DATA SUPPLIED below:
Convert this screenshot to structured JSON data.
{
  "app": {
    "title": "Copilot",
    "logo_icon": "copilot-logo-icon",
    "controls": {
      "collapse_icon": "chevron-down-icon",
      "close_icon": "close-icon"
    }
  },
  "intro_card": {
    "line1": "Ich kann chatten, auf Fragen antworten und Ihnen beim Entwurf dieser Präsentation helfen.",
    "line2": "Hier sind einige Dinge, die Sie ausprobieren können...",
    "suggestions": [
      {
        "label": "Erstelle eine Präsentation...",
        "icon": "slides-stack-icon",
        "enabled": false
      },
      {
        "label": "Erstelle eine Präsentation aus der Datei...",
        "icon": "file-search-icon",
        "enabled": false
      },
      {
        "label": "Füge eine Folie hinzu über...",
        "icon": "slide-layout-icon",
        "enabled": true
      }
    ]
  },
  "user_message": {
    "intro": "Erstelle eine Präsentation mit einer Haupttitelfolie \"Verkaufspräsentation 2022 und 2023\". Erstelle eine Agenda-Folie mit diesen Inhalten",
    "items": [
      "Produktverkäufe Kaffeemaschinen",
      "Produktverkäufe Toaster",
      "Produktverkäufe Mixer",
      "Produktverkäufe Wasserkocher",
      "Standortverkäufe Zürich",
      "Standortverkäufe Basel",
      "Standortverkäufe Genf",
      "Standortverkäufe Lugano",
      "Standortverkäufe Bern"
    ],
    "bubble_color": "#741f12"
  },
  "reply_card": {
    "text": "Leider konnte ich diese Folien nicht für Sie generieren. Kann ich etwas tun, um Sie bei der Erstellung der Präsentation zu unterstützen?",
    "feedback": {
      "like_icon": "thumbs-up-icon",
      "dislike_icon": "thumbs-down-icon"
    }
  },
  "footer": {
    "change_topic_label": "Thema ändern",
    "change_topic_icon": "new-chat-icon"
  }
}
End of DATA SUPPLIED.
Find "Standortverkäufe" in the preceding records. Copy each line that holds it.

      "Standortverkäufe Zürich",
      "Standortverkäufe Basel",
      "Standortverkäufe Genf",
      "Standortverkäufe Lugano",
      "Standortverkäufe Bern"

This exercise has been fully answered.